# [MATERIAL FOR THIS EXERCISE]
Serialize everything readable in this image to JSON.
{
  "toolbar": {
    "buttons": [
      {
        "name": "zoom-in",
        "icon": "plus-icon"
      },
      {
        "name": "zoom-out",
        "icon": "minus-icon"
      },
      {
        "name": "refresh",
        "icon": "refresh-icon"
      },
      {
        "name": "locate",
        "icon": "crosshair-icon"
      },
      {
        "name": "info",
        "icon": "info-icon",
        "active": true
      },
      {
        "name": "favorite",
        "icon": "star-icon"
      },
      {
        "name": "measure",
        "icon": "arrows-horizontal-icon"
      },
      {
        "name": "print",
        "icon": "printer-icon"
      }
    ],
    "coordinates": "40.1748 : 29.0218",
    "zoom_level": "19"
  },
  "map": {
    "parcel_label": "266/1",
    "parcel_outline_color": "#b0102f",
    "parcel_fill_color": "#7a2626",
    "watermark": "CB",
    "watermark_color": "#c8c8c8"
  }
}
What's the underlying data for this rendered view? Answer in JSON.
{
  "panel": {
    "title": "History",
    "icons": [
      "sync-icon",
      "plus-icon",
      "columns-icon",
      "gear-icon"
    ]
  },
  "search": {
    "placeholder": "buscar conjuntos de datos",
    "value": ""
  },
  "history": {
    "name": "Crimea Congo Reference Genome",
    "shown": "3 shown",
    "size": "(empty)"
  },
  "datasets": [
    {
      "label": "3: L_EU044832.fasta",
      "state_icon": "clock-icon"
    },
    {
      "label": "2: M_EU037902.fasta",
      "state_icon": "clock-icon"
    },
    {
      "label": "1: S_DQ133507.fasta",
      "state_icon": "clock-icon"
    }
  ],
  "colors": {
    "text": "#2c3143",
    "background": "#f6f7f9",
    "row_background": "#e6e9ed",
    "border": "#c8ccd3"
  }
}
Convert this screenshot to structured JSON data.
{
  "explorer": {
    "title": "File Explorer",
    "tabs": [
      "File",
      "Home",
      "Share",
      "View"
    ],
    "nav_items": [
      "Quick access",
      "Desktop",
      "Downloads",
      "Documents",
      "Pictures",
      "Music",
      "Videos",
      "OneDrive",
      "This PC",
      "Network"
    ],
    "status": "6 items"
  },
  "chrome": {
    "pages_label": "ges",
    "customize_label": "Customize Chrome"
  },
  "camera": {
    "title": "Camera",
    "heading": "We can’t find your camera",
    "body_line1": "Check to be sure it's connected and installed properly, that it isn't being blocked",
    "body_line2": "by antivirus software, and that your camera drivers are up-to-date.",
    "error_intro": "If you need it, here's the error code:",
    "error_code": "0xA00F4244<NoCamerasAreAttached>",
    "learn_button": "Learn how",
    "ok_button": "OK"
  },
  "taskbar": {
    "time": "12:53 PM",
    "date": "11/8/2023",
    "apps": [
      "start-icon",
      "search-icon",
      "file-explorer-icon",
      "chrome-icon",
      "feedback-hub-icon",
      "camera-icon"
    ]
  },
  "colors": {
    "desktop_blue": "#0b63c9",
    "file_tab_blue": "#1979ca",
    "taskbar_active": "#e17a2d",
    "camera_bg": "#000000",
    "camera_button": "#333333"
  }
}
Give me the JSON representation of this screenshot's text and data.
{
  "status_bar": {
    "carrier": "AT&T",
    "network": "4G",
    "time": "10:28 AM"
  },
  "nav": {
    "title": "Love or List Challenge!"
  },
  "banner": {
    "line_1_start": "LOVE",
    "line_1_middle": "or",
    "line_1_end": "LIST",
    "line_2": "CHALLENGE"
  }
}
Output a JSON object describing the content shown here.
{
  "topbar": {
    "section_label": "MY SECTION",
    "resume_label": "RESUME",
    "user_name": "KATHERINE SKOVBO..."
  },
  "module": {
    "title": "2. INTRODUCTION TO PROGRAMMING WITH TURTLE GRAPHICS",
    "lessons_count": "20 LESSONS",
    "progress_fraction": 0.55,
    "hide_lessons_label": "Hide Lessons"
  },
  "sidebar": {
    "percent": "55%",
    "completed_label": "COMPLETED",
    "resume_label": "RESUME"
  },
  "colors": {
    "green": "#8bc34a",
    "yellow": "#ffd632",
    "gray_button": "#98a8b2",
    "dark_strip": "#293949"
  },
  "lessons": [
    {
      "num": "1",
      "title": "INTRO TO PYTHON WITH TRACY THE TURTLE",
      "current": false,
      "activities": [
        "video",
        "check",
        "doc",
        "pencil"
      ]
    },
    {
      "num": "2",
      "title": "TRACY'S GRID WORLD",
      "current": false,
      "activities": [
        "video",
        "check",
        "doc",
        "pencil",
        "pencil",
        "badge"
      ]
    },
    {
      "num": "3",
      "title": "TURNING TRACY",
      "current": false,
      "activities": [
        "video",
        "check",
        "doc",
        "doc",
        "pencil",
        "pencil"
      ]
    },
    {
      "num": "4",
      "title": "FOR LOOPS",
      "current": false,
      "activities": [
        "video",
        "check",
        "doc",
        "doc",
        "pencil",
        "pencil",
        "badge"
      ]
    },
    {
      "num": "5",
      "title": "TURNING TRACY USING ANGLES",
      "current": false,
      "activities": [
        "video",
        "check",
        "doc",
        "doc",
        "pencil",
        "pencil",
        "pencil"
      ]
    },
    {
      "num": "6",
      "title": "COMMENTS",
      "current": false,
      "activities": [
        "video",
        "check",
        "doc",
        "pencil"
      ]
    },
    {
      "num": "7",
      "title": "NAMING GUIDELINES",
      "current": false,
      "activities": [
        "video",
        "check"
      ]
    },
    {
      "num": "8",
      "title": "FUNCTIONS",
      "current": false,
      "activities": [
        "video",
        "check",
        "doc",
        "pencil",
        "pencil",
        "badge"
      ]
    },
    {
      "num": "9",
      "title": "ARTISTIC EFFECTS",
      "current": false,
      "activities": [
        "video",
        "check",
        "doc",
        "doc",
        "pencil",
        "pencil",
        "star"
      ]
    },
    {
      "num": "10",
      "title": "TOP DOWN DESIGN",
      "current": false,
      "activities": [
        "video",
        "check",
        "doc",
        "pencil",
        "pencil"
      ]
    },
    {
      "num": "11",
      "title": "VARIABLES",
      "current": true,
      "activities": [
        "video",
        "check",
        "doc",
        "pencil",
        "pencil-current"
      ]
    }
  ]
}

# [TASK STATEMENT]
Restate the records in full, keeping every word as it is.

# [RESULT OF THE EXERCISE]
Serialize everything readable in this image to JSON.
{
  "toolbar": {
    "buttons": [
      {
        "name": "zoom-in",
        "icon": "plus-icon"
      },
      {
        "name": "zoom-out",
        "icon": "minus-icon"
      },
      {
        "name": "refresh",
        "icon": "refresh-icon"
      },
      {
        "name": "locate",
        "icon": "crosshair-icon"
      },
      {
        "name": "info",
        "icon": "info-icon",
        "active": true
      },
      {
        "name": "favorite",
        "icon": "star-icon"
      },
      {
        "name": "measure",
        "icon": "arrows-horizontal-icon"
      },
      {
        "name": "print",
        "icon": "printer-icon"
      }
    ],
    "coordinates": "40.1748 : 29.0218",
    "zoom_level": "19"
  },
  "map": {
    "parcel_label": "266/1",
    "parcel_outline_color": "#b0102f",
    "parcel_fill_color": "#7a2626",
    "watermark": "CB",
    "watermark_color": "#c8c8c8"
  }
}
What's the underlying data for this rendered view? Answer in JSON.
{
  "panel": {
    "title": "History",
    "icons": [
      "sync-icon",
      "plus-icon",
      "columns-icon",
      "gear-icon"
    ]
  },
  "search": {
    "placeholder": "buscar conjuntos de datos",
    "value": ""
  },
  "history": {
    "name": "Crimea Congo Reference Genome",
    "shown": "3 shown",
    "size": "(empty)"
  },
  "datasets": [
    {
      "label": "3: L_EU044832.fasta",
      "state_icon": "clock-icon"
    },
    {
      "label": "2: M_EU037902.fasta",
      "state_icon": "clock-icon"
    },
    {
      "label": "1: S_DQ133507.fasta",
      "state_icon": "clock-icon"
    }
  ],
  "colors": {
    "text": "#2c3143",
    "background": "#f6f7f9",
    "row_background": "#e6e9ed",
    "border": "#c8ccd3"
  }
}
Convert this screenshot to structured JSON data.
{
  "explorer": {
    "title": "File Explorer",
    "tabs": [
      "File",
      "Home",
      "Share",
      "View"
    ],
    "nav_items": [
      "Quick access",
      "Desktop",
      "Downloads",
      "Documents",
      "Pictures",
      "Music",
      "Videos",
      "OneDrive",
      "This PC",
      "Network"
    ],
    "status": "6 items"
  },
  "chrome": {
    "pages_label": "ges",
    "customize_label": "Customize Chrome"
  },
  "camera": {
    "title": "Camera",
    "heading": "We can’t find your camera",
    "body_line1": "Check to be sure it's connected and installed properly, that it isn't being blocked",
    "body_line2": "by antivirus software, and that your camera drivers are up-to-date.",
    "error_intro": "If you need it, here's the error code:",
    "error_code": "0xA00F4244<NoCamerasAreAttached>",
    "learn_button": "Learn how",
    "ok_button": "OK"
  },
  "taskbar": {
    "time": "12:53 PM",
    "date": "11/8/2023",
    "apps": [
      "start-icon",
      "search-icon",
      "file-explorer-icon",
      "chrome-icon",
      "feedback-hub-icon",
      "camera-icon"
    ]
  },
  "colors": {
    "desktop_blue": "#0b63c9",
    "file_tab_blue": "#1979ca",
    "taskbar_active": "#e17a2d",
    "camera_bg": "#000000",
    "camera_button": "#333333"
  }
}
Give me the JSON representation of this screenshot's text and data.
{
  "status_bar": {
    "carrier": "AT&T",
    "network": "4G",
    "time": "10:28 AM"
  },
  "nav": {
    "title": "Love or List Challenge!"
  },
  "banner": {
    "line_1_start": "LOVE",
    "line_1_middle": "or",
    "line_1_end": "LIST",
    "line_2": "CHALLENGE"
  }
}
Output a JSON object describing the content shown here.
{
  "topbar": {
    "section_label": "MY SECTION",
    "resume_label": "RESUME",
    "user_name": "KATHERINE SKOVBO..."
  },
  "module": {
    "title": "2. INTRODUCTION TO PROGRAMMING WITH TURTLE GRAPHICS",
    "lessons_count": "20 LESSONS",
    "progress_fraction": 0.55,
    "hide_lessons_label": "Hide Lessons"
  },
  "sidebar": {
    "percent": "55%",
    "completed_label": "COMPLETED",
    "resume_label": "RESUME"
  },
  "colors": {
    "green": "#8bc34a",
    "yellow": "#ffd632",
    "gray_button": "#98a8b2",
    "dark_strip": "#293949"
  },
  "lessons": [
    {
      "num": "1",
      "title": "INTRO TO PYTHON WITH TRACY THE TURTLE",
      "current": false,
      "activities": [
        "video",
        "check",
        "doc",
        "pencil"
      ]
    },
    {
      "num": "2",
      "title": "TRACY'S GRID WORLD",
      "current": false,
      "activities": [
        "video",
        "check",
        "doc",
        "pencil",
        "pencil",
        "badge"
      ]
    },
    {
      "num": "3",
      "title": "TURNING TRACY",
      "current": false,
      "activities": [
        "video",
        "check",
        "doc",
        "doc",
        "pencil",
        "pencil"
      ]
    },
    {
      "num": "4",
      "title": "FOR LOOPS",
      "current": false,
      "activities": [
        "video",
        "check",
        "doc",
        "doc",
        "pencil",
        "pencil",
        "badge"
      ]
    },
    {
      "num": "5",
      "title": "TURNING TRACY USING ANGLES",
      "current": false,
      "activities": [
        "video",
        "check",
        "doc",
        "doc",
        "pencil",
        "pencil",
        "pencil"
      ]
    },
    {
      "num": "6",
      "title": "COMMENTS",
      "current": false,
      "activities": [
        "video",
        "check",
        "doc",
        "pencil"
      ]
    },
    {
      "num": "7",
      "title": "NAMING GUIDELINES",
      "current": false,
      "activities": [
        "video",
        "check"
      ]
    },
    {
      "num": "8",
      "title": "FUNCTIONS",
      "current": false,
      "activities": [
        "video",
        "check",
        "doc",
        "pencil",
        "pencil",
        "badge"
      ]
    },
    {
      "num": "9",
      "title": "ARTISTIC EFFECTS",
      "current": false,
      "activities": [
        "video",
        "check",
        "doc",
        "doc",
        "pencil",
        "pencil",
        "star"
      ]
    },
    {
      "num": "10",
      "title": "TOP DOWN DESIGN",
      "current": false,
      "activities": [
        "video",
        "check",
        "doc",
        "pencil",
        "pencil"
      ]
    },
    {
      "num": "11",
      "title": "VARIABLES",
      "current": true,
      "activities": [
        "video",
        "check",
        "doc",
        "pencil",
        "pencil-current"
      ]
    }
  ]
}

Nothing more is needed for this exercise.